That might — on one level — have some substance, were it not for the fact that spell checkers themselves now perpetuate incorrect and inaccurate executions of the English language; type “aging” and “judgment” into the spell checker on the latest version of Microsoft Word, and it won’t miss a beat: those bastardisations of the language are now stock issue, it seems.

It’s the latest INSTALMENT in the degradation of language; even then, many spell checkers will seek to change “instalment” to “installment,” because slovenly contemporary practice has seen the latter (incorrect) spelling supersede the former.

And fire up your Apple device…and watch the so-called auto-correct function change any permutation of the three letters “its” to “it’s.”

It’s enough to drive you nuts when the computer wants it’s (incorrect) version to prevail.

Closer to home — and returning to the media — words such as flavour, saviour, candour et al are not correct when the “u” is omitted, despite what whoever sets editorial policy might proclaim, or the pap spouted to justify it.

Readers will also note I referred earlier to BASTARDISATIONS of the language, not BASTARDIZATIONS: this is Australia, not the USA.

The buck has to stop somewhere for all of this.

Teachers, if they cannot communicate accurately or use the language correctly, cannot expect to have usurious sums of money thrown at them to reward a culture of error and mediocrity.

Government policy makers — be they conservatives or social democrats — have a responsibility to address this, be it through additional training, modifications to curriculum, or through evaluation metrics used to gauge teacher performance.

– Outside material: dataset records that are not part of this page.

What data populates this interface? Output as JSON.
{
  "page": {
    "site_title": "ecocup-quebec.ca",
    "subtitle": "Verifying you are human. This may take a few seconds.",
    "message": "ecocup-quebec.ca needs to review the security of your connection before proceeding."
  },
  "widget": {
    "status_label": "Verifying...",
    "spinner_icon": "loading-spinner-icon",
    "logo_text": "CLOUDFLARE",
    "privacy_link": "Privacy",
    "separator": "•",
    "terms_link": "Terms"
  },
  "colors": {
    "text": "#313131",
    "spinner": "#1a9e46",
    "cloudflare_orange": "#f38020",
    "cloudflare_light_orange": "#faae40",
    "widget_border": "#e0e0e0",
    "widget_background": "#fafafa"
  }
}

And the community at large has a responsibility to hold both entities to account rigorously, to ensure coming generations receive the level and quality of education to which they are entitled, and which the vast sums of public money expended on education must deliver.

The teacher unions have a role to play, and I need to be clear about that point.

But they are not entitled to demand that society rewards an education culture that delivers utter mediocrity in terms of outcomes, and they must never be allowed to elicit huge monetary stipends for individuals who, on balance, are too incompetent and/or illiterate to justify the stain they place on their vocation, merely by virtue of their presence.

Winston Churchill once opined that anyone who could not write a sentence in good English must have very little of interest to say.

Alas, I fear it’s not so much a case of having anything of interest to say, but of having the means with which to say it; and when it comes to educational outcomes, “near enough” simply isn’t good enough.

If governments of whatever stripe wish to embark on an education “revolution,” perhaps they could begin by getting the basics right.